## [DATA PROVIDED]
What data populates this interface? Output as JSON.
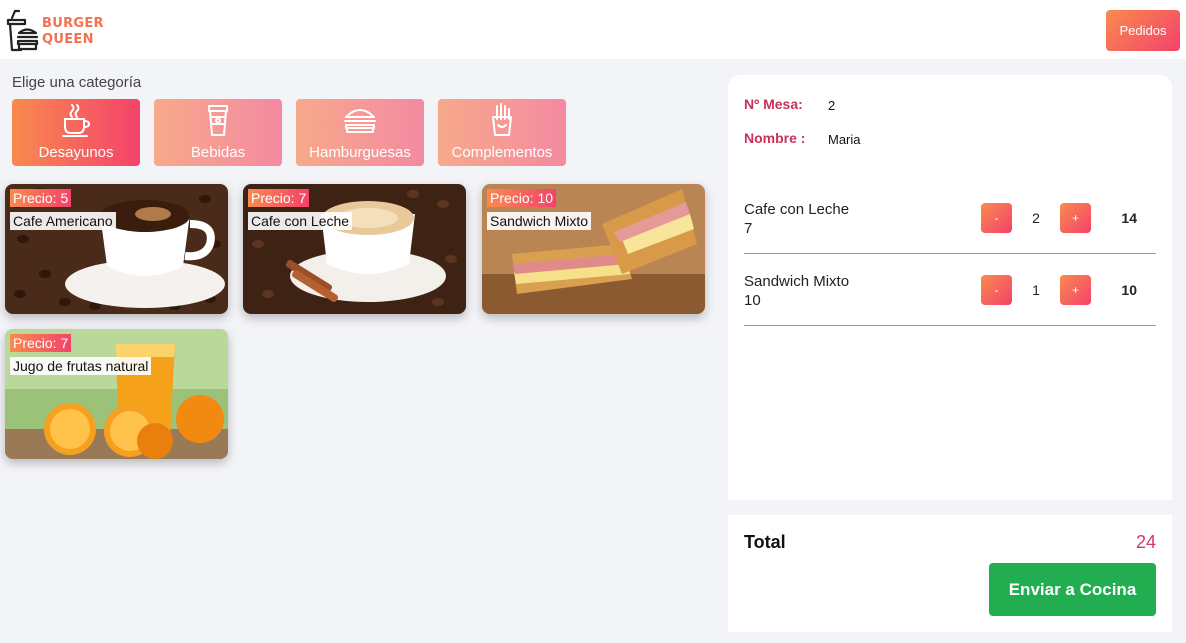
{
  "header": {
    "brand_line1": "BURGER",
    "brand_line2": "QUEEN",
    "logo_icon": "drink-burger-icon",
    "pedidos_label": "Pedidos",
    "brand_color": "#f4714f"
  },
  "menu": {
    "title": "Elige una categoría",
    "categories": [
      {
        "label": "Desayunos",
        "icon": "coffee-cup-icon",
        "active": true
      },
      {
        "label": "Bebidas",
        "icon": "drink-cup-icon",
        "active": false
      },
      {
        "label": "Hamburguesas",
        "icon": "burger-icon",
        "active": false
      },
      {
        "label": "Complementos",
        "icon": "fries-icon",
        "active": false
      }
    ],
    "products": [
      {
        "price": "Precio: 5",
        "name": "Cafe Americano"
      },
      {
        "price": "Precio: 7",
        "name": "Cafe con Leche"
      },
      {
        "price": "Precio: 10",
        "name": "Sandwich Mixto"
      },
      {
        "price": "Precio: 7",
        "name": "Jugo de frutas natural"
      }
    ]
  },
  "order": {
    "mesa_label": "Nº Mesa:",
    "mesa_value": "2",
    "nombre_label": "Nombre :",
    "nombre_value": "Maria",
    "items": [
      {
        "name": "Cafe con Leche",
        "price": "7",
        "qty": "2",
        "subtotal": "14",
        "minus": "-",
        "plus": "+"
      },
      {
        "name": "Sandwich Mixto",
        "price": "10",
        "qty": "1",
        "subtotal": "10",
        "minus": "-",
        "plus": "+"
      }
    ],
    "total_label": "Total",
    "total_value": "24",
    "send_label": "Enviar a Cocina"
  },
  "colors": {
    "gradient_start": "#f98a4e",
    "gradient_end": "#f4426b",
    "accent_pink": "#d6336c",
    "send_green": "#21ad50"
  }
}
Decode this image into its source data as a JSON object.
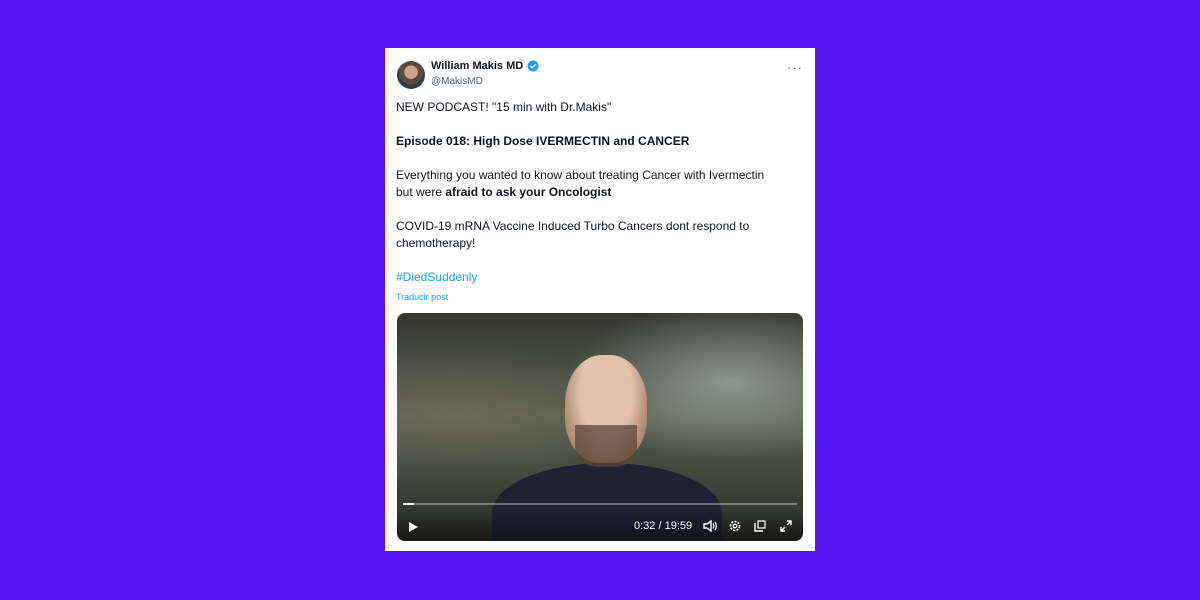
{
  "tweet": {
    "author_name": "William Makis MD",
    "author_handle": "@MakisMD",
    "more_label": "···",
    "line1": "NEW PODCAST! \"15 min with Dr.Makis\"",
    "line2": "Episode 018: High Dose IVERMECTIN and CANCER",
    "line3a": "Everything you wanted to know about treating Cancer with Ivermectin",
    "line3b_prefix": "but were ",
    "line3b_bold": "afraid to ask your Oncologist",
    "line4": "COVID-19 mRNA Vaccine Induced Turbo Cancers dont respond to chemotherapy!",
    "hashtag": "#DiedSuddenly",
    "translate_label": "Traducir post"
  },
  "video": {
    "current_time": "0:32",
    "duration": "19:59",
    "time_text": "0:32 / 19:59",
    "progress_fraction": 0.027
  },
  "colors": {
    "background": "#5a16f0",
    "link": "#1d9bf0",
    "verified": "#1d9bf0"
  },
  "icons": [
    "verified-badge-icon",
    "more-icon",
    "play-icon",
    "volume-icon",
    "settings-icon",
    "dock-icon",
    "fullscreen-icon"
  ]
}
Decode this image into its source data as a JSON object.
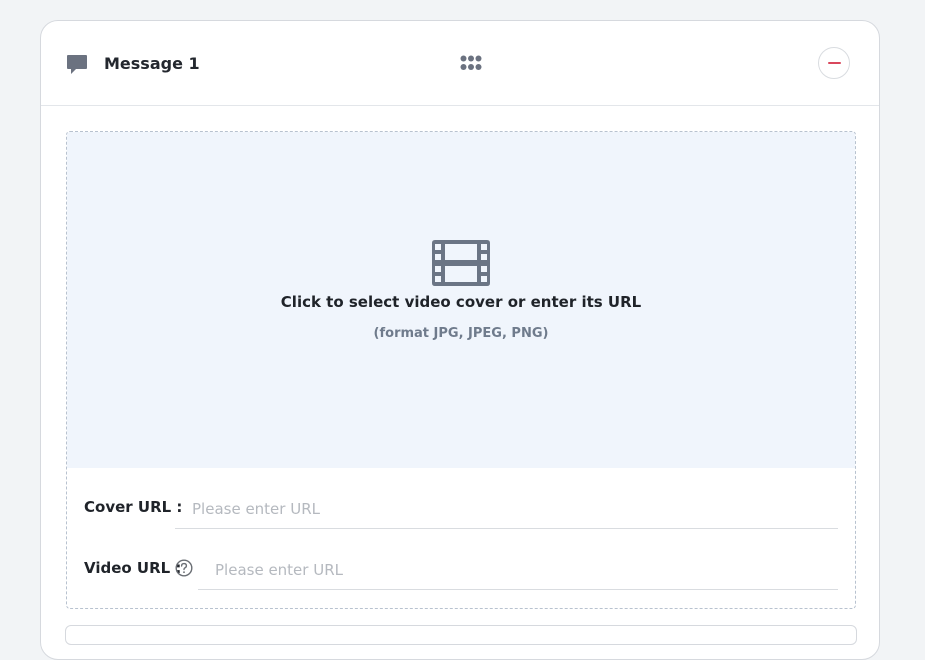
{
  "message": {
    "title": "Message 1",
    "icons": {
      "message": "chat-bubble-icon",
      "drag": "grip-dots-icon",
      "remove": "minus-circle-icon"
    }
  },
  "upload": {
    "icon": "film-icon",
    "title": "Click to select video cover or enter its URL",
    "hint": "(format JPG, JPEG, PNG)"
  },
  "fields": {
    "cover": {
      "label": "Cover URL :",
      "placeholder": "Please enter URL",
      "value": ""
    },
    "video": {
      "label": "Video URL :",
      "placeholder": "Please enter URL",
      "value": "",
      "help_icon": "question-circle-icon"
    }
  },
  "colors": {
    "page_background": "#f2f4f6",
    "drop_zone_background": "#f0f5fc",
    "icon_gray": "#6b7280",
    "remove_accent": "#d9475c"
  }
}
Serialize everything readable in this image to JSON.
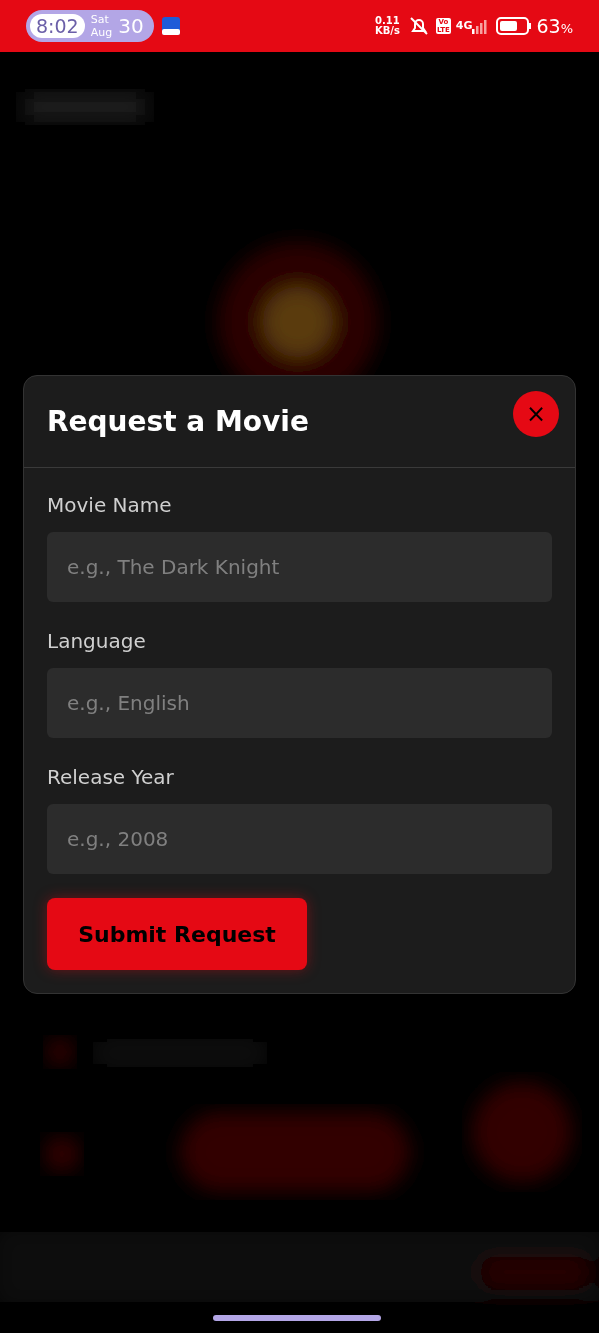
{
  "status_bar": {
    "time": "8:02",
    "day": "Sat",
    "month": "Aug",
    "date": "30",
    "speed": "0.11",
    "speed_unit": "KB/s",
    "volte_top": "Vo",
    "volte_bottom": "LTE",
    "network": "4G",
    "battery": "63",
    "battery_unit": "%"
  },
  "modal": {
    "title": "Request a Movie",
    "close": "×",
    "fields": [
      {
        "label": "Movie Name",
        "placeholder": "e.g., The Dark Knight"
      },
      {
        "label": "Language",
        "placeholder": "e.g., English"
      },
      {
        "label": "Release Year",
        "placeholder": "e.g., 2008"
      }
    ],
    "submit": "Submit Request"
  }
}
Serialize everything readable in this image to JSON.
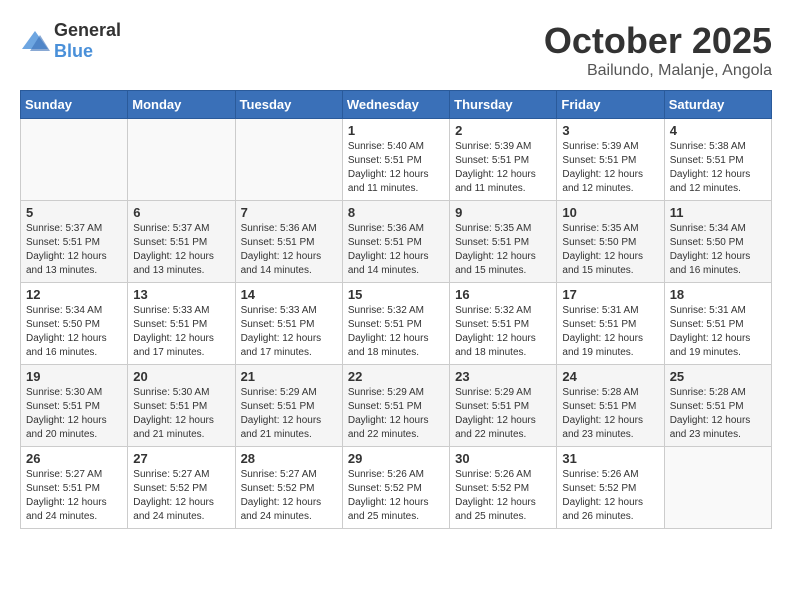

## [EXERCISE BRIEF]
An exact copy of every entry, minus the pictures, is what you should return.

## [EXERCISE ANSWER]
What data populates this interface? Output as JSON.
{
  "header": {
    "brand_line1": "BURGER",
    "brand_line2": "QUEEN",
    "logo_icon": "drink-burger-icon",
    "pedidos_label": "Pedidos",
    "brand_color": "#f4714f"
  },
  "menu": {
    "title": "Elige una categoría",
    "categories": [
      {
        "label": "Desayunos",
        "icon": "coffee-cup-icon",
        "active": true
      },
      {
        "label": "Bebidas",
        "icon": "drink-cup-icon",
        "active": false
      },
      {
        "label": "Hamburguesas",
        "icon": "burger-icon",
        "active": false
      },
      {
        "label": "Complementos",
        "icon": "fries-icon",
        "active": false
      }
    ],
    "products": [
      {
        "price": "Precio: 5",
        "name": "Cafe Americano"
      },
      {
        "price": "Precio: 7",
        "name": "Cafe con Leche"
      },
      {
        "price": "Precio: 10",
        "name": "Sandwich Mixto"
      },
      {
        "price": "Precio: 7",
        "name": "Jugo de frutas natural"
      }
    ]
  },
  "order": {
    "mesa_label": "Nº Mesa:",
    "mesa_value": "2",
    "nombre_label": "Nombre :",
    "nombre_value": "Maria",
    "items": [
      {
        "name": "Cafe con Leche",
        "price": "7",
        "qty": "2",
        "subtotal": "14",
        "minus": "-",
        "plus": "+"
      },
      {
        "name": "Sandwich Mixto",
        "price": "10",
        "qty": "1",
        "subtotal": "10",
        "minus": "-",
        "plus": "+"
      }
    ],
    "total_label": "Total",
    "total_value": "24",
    "send_label": "Enviar a Cocina"
  },
  "colors": {
    "gradient_start": "#f98a4e",
    "gradient_end": "#f4426b",
    "accent_pink": "#d6336c",
    "send_green": "#21ad50"
  }
}
Decode this image into its source data as a JSON object.
{
  "tweet": {
    "author_name": "William Makis MD",
    "author_handle": "@MakisMD",
    "more_label": "···",
    "line1": "NEW PODCAST! \"15 min with Dr.Makis\"",
    "line2": "Episode 018: High Dose IVERMECTIN and CANCER",
    "line3a": "Everything you wanted to know about treating Cancer with Ivermectin",
    "line3b_prefix": "but were ",
    "line3b_bold": "afraid to ask your Oncologist",
    "line4": "COVID-19 mRNA Vaccine Induced Turbo Cancers dont respond to chemotherapy!",
    "hashtag": "#DiedSuddenly",
    "translate_label": "Traducir post"
  },
  "video": {
    "current_time": "0:32",
    "duration": "19:59",
    "time_text": "0:32 / 19:59",
    "progress_fraction": 0.027
  },
  "colors": {
    "background": "#5a16f0",
    "link": "#1d9bf0",
    "verified": "#1d9bf0"
  },
  "icons": [
    "verified-badge-icon",
    "more-icon",
    "play-icon",
    "volume-icon",
    "settings-icon",
    "dock-icon",
    "fullscreen-icon"
  ]
}
Decode this image into its source data as a JSON object.
{
  "message": {
    "title": "Message 1",
    "icons": {
      "message": "chat-bubble-icon",
      "drag": "grip-dots-icon",
      "remove": "minus-circle-icon"
    }
  },
  "upload": {
    "icon": "film-icon",
    "title": "Click to select video cover or enter its URL",
    "hint": "(format JPG, JPEG, PNG)"
  },
  "fields": {
    "cover": {
      "label": "Cover URL :",
      "placeholder": "Please enter URL",
      "value": ""
    },
    "video": {
      "label": "Video URL :",
      "placeholder": "Please enter URL",
      "value": "",
      "help_icon": "question-circle-icon"
    }
  },
  "colors": {
    "page_background": "#f2f4f6",
    "drop_zone_background": "#f0f5fc",
    "icon_gray": "#6b7280",
    "remove_accent": "#d9475c"
  }
}
Serialize everything readable in this image to JSON.
{
  "status_bar": {
    "time": "8:02",
    "day": "Sat",
    "month": "Aug",
    "date": "30",
    "speed": "0.11",
    "speed_unit": "KB/s",
    "volte_top": "Vo",
    "volte_bottom": "LTE",
    "network": "4G",
    "battery": "63",
    "battery_unit": "%"
  },
  "modal": {
    "title": "Request a Movie",
    "close": "×",
    "fields": [
      {
        "label": "Movie Name",
        "placeholder": "e.g., The Dark Knight"
      },
      {
        "label": "Language",
        "placeholder": "e.g., English"
      },
      {
        "label": "Release Year",
        "placeholder": "e.g., 2008"
      }
    ],
    "submit": "Submit Request"
  }
}
Serialize everything readable in this image to JSON.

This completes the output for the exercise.